People who know how to sell, and understand the language of sales, can easily talk to and influence other business owners. People who can’t sell never get anywhere and wonder why no one wants to do business with them.

Sales skills – conclusion

Once you know sales, you can do three things that all connect together:

1) Build websites that get massive results. You know how to generate actual website sales.

2) Show business owners how a website can help. You’re now able to communicate with business owners clearly and better understand them.

3) Close actual deals and make a profit. I don’t need to repeat why being able to sell your services is important.

Web designers who can’t sell (but maybe think they can) end up having a lot of problems with clients. They just can’t see what clients really want, what they are willing to pay for, and how to communicate with them. They might make some money, but the projects never get great results and they never make much profit.

I know I keep saying it but… you gotta know how to sell. If you look right now at your sales skills and you don’t really know what you’re doing, then you need to fix that asap. The level you can sell at is directly related to how much you are going to make in this business.

How to get started with learning to sell?

This is exactly why I started this challenge. I don’t think anyone teaches this properly, that’s why I want to help you learn. Follow along with the 0 – $1,000 challenge, and you’ll learn a lot quickly.

What is the third skill left?

Leadership Skills

A skill connecting it all

Once someone has some technical skills and some sales skills, it might seem like they are ready to go. Most web designers seem to think so. This is why they quickly run into a lot of trouble.

They’re missing the glue that sticks everything together – leadership skills.

Let’s look at why it is so.

Technical skills are the service you sell. Sales skills give you the ability to communicate with clients and sell that service. Leadership skills though are what you need to hold the business together and make sure you actually stay in business.

Leadership skills are what allows you to:

1) Manage yourself correctly and get work done.

2) Manage clients and keep them on track.

3) Manage projects and make sure projects get done on time.

4) Lead yourself and a team, so you can scale the business and increase profits.

5) Work on business strategy and planning, so you stay ahead in your business.

6) Create a business that continues to grow over time and doesn’t stall.

7) Manage resources, cash flow, time, and staff.

Become a leader

Looking over that list it might seem better to use the word management but I prefer the word leadership. If you want to run a profitable web design business, you got to see yourself as a leader. Someone who can pick the best course of action, and make sure your business will get there.

People who got the skills and know how to sell, BUT who can’t manage themselves well or others, run into a lot of issues. Their projects get delayed, they get distracted, they have major client issues, they have problems with the design or the project itself, and so on. They just can’t seem to stay on track.

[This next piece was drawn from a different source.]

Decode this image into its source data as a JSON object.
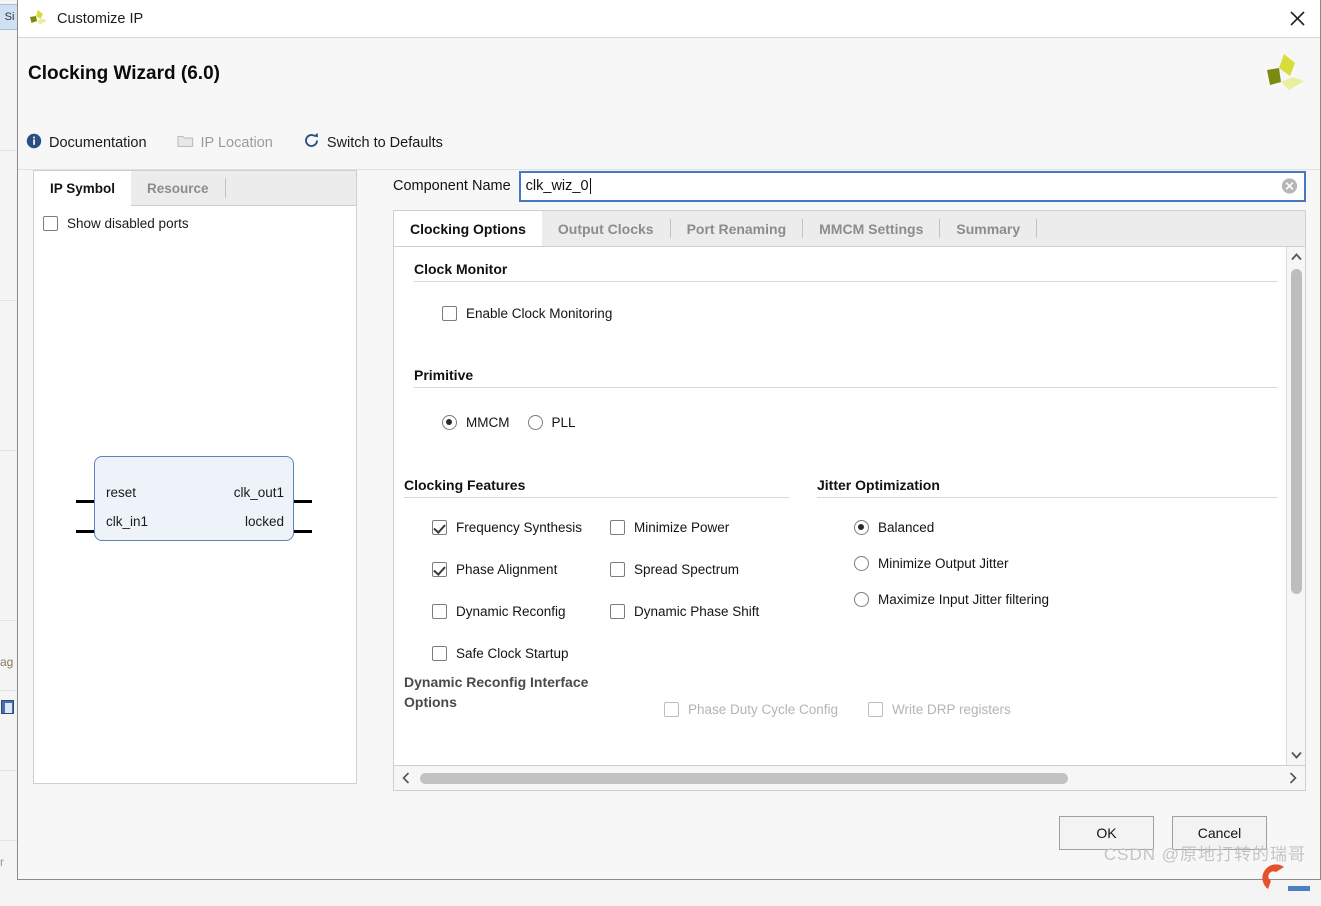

Future proof your business

No matter where you are on your web design business journey, you need to start developing your leadership skills right now. Without them, you might make some quick money, but it won’t last for long. A great business needs strong leadership.

With this challenge, we’ll cover leadership skills as well. You need to see yourself as two different people – one person who works IN the business (someone who does the actual work) and another person who works ON the business (managing and planning ahead). We’ll cover this later.

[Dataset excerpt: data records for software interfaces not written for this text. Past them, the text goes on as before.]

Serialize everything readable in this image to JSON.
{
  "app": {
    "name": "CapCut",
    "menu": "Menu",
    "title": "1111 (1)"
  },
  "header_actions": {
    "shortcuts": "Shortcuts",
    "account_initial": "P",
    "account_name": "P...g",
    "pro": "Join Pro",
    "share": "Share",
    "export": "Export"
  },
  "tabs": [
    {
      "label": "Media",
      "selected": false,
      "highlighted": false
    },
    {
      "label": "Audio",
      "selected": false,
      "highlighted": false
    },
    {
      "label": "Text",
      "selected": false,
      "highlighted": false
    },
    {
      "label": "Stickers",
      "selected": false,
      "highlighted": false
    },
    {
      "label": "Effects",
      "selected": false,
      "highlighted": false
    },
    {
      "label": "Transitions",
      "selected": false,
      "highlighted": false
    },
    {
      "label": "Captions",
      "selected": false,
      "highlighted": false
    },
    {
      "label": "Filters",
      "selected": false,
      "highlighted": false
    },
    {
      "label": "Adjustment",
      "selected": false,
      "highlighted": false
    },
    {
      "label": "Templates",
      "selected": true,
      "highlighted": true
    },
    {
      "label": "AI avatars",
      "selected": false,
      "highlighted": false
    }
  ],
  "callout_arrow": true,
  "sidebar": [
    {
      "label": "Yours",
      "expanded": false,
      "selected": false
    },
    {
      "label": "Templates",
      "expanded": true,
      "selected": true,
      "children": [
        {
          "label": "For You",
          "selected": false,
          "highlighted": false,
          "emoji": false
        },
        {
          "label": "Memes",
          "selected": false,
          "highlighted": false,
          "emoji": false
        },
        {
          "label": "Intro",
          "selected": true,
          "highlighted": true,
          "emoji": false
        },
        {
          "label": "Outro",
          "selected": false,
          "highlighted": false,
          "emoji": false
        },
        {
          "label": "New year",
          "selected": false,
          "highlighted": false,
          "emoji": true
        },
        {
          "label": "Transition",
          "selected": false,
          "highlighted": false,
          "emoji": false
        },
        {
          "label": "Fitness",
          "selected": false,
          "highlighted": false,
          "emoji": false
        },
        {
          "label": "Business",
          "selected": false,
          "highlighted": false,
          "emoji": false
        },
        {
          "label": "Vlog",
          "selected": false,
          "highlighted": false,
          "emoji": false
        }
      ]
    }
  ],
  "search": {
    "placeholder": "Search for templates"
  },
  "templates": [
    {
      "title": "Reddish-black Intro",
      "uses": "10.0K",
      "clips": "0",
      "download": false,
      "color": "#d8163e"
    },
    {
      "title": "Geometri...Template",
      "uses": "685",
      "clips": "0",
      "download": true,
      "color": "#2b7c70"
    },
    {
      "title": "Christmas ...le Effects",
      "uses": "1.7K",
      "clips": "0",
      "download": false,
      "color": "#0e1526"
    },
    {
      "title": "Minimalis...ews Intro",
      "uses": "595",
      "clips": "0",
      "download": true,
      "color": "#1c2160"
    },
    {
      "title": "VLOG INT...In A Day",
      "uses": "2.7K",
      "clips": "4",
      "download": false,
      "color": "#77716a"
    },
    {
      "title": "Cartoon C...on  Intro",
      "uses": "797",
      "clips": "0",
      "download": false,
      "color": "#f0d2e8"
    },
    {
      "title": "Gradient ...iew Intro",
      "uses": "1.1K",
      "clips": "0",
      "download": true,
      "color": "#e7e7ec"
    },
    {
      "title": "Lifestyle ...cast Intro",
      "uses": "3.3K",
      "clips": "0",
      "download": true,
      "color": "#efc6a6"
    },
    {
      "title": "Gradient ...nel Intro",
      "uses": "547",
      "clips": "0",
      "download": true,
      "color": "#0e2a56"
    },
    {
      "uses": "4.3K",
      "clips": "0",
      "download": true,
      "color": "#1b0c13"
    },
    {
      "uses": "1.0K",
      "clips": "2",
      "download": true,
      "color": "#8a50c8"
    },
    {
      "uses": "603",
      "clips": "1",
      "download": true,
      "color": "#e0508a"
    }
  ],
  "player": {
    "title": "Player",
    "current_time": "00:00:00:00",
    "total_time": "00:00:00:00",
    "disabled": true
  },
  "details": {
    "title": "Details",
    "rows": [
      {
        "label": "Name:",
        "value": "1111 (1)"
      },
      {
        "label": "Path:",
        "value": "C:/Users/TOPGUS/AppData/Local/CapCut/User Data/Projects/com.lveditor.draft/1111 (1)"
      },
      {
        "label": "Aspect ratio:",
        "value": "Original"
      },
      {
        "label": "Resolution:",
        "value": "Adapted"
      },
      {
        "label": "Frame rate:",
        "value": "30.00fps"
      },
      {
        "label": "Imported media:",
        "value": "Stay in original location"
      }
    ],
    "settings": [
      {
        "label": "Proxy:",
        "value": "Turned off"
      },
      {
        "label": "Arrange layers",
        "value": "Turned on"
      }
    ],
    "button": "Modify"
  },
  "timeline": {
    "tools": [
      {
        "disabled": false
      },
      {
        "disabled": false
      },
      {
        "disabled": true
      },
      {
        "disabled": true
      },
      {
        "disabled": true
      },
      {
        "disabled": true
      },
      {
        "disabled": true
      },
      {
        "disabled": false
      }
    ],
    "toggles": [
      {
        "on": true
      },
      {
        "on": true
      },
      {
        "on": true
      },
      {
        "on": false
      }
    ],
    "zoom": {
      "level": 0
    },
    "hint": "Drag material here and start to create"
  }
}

Conclusion

To summarize the article in 3 simple action steps:

1) Learn some technical skills, so you got something to sell.

2) Learn some sales skills, so you can actually sell your service.

3) Learn some leadership skills, so you can manage yourself and the business to continue selling.

That’s it, folks. Let me know if you have any questions or feedback.
Catch you in the next challenge lesson.

Ps. Watch the video that goes with this blog post here:

Share on facebook
Share on twitter
Share on linkedin

The Fox Web School $1,000 Website Challenge

Get notify when a new video and a blog post are up

Enter your name and email below